Lunch with Finn Beales

We catch up with photographer and director Finn Beales on the extension of his 17th century Welsh longhouse over a bowl of freshly made pasta.

Finn Beales is celebrated for his award-winning travel and lifestyle photography and the cinematic style he brings to his work. 

His unique pictures from across the globe have gained him a loyal Instagram following of half a million and he’s published two best-selling photography books. 

Yet when we stopped by, it was to talk about a project much closer to home. His Welsh longhouse, in fact. 
So, where does this renovation story begin? 

‘We've lived in the original house here for twenty years, although it’s been in my wife’s family for longer than that, so it holds a great deal of sentimental value.

‘But with two rapidly growing kids, we either had to move or make the house bigger. We looked at so many properties, but couldn't find anywhere that compared, so we chose to extend.’ 
Finn drew on his travel experiences to inspire the project, but he was also mindful of preserving the beauty of the family home. 
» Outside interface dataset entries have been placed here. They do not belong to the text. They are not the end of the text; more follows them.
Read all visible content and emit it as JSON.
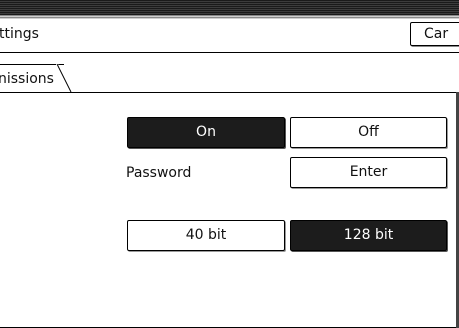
{
  "header": {
    "title": "ttings",
    "cancel_label": "Car"
  },
  "tabs": [
    {
      "label": "nissions",
      "active": true
    }
  ],
  "encryption": {
    "on_label": "On",
    "off_label": "Off",
    "selected": "On"
  },
  "password": {
    "label": "Password",
    "enter_label": "Enter"
  },
  "key_length": {
    "option_40": "40 bit",
    "option_128": "128 bit",
    "selected": "128 bit"
  },
  "colors": {
    "selected_bg": "#1c1c1c",
    "selected_text": "#ffffff",
    "button_bg": "#ffffff",
    "border": "#000000"
  }
}
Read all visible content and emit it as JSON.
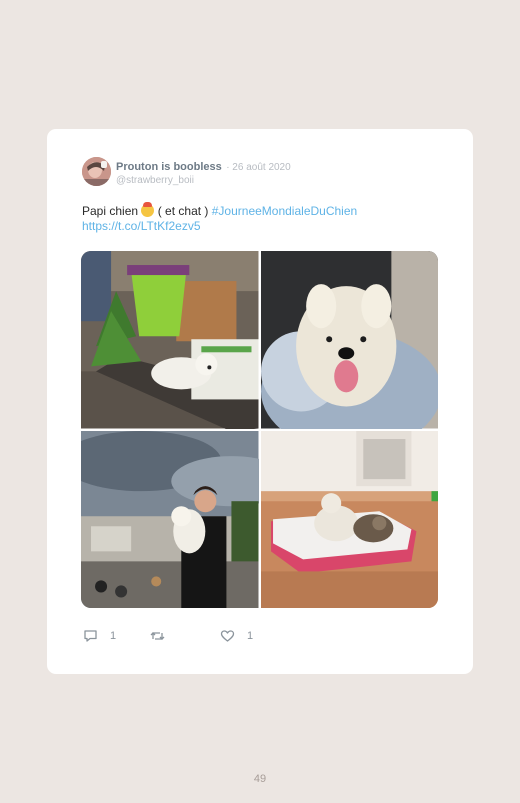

‘With the help of some excellent architects, we designed a modular-style extension that mimics local farm building vernacular.

‘Although it’s a contemporary build, I didn't want a modern interior. The new needed to respect the old, so we chose natural raw materials throughout – all beautifully imperfect. 

‘We have plaster walls – there's no paint – sealed with beeswax. All the windows are lined with oak, and the gable end of the original house, which is now an interior wall, was repointed with lime and left exposed. 

‘The kitchen’s also oak, with Welsh slate worktops, and the floors are concrete – an alternative take on flagstones.’
He was also set on creating a large, open living and dining space with far-reaching views where the family could come together. 

‘The rooms are pretty small in the old part of the house, so the kids would often disappear up to their bedrooms, separating the family. The new space means everyone now hangs out together, which is really lovely.’

‘I shoot a lot of food and farming projects through my work, which often inspires the food I cook. And we love to entertain. 

'We kept the kitchen in the old part of the house as a food preparation area. It’s just across the hallway from the open plan area and doubles as a pantry and houses the fridge freezer, washing machine and so on too. 

'That way we can keep all the mess and clutter out there and just enjoy cooking in our lovely new family space.

‘A local school was being refurbished at the time, and they were stripping out the old science labs, so we repurposed their units and countertops. They’re beautifully made, weathered and unique.’ 
We asked Finn if any other aspects of his job have influenced the build. 

‘As a photographer, I pay a lot of attention to light. We orientated the new building east-to-west with large, glazed areas on these elevations to take advantage of the golden hours at either end of the day.

‘I also knew I wanted to create a really relaxed atmosphere. I work all over the world, and the pace can be frenetic, especially leading a team of people on set far away from home. As much as I love it, it can take a lot out of me creatively, so I love coming back here to unwind.’

The environmental impact of the renovation was another key consideration – and specifically, choosing materials mindfully. 

‘We sourced materials from as close to home as possible. The wood cladding came from Wales, and the roof is corrugated tin, from down the road in Herefordshire. We insulated the building using cellulose fibre insulation which is manufactured from recycled newspaper and fire-retardant salts. 

‘Although concrete, the flooring acts as a giant heat sink, storing heat from the daytime sun and releasing it in the evenings.’ 
Finally, before our bowls were empty, we had one last question to ask: how important were the small details? 

‘They come together to make the project whole, so they’re critical. We interact with door handles, switches and sockets every day, making them almost more important than anything else. 

‘I opted for Corston’s Bronze finish because the more you use it, the more the patina develops. You can't buy time – people tend to want to have everything now, but the best things in life come to those who wait.’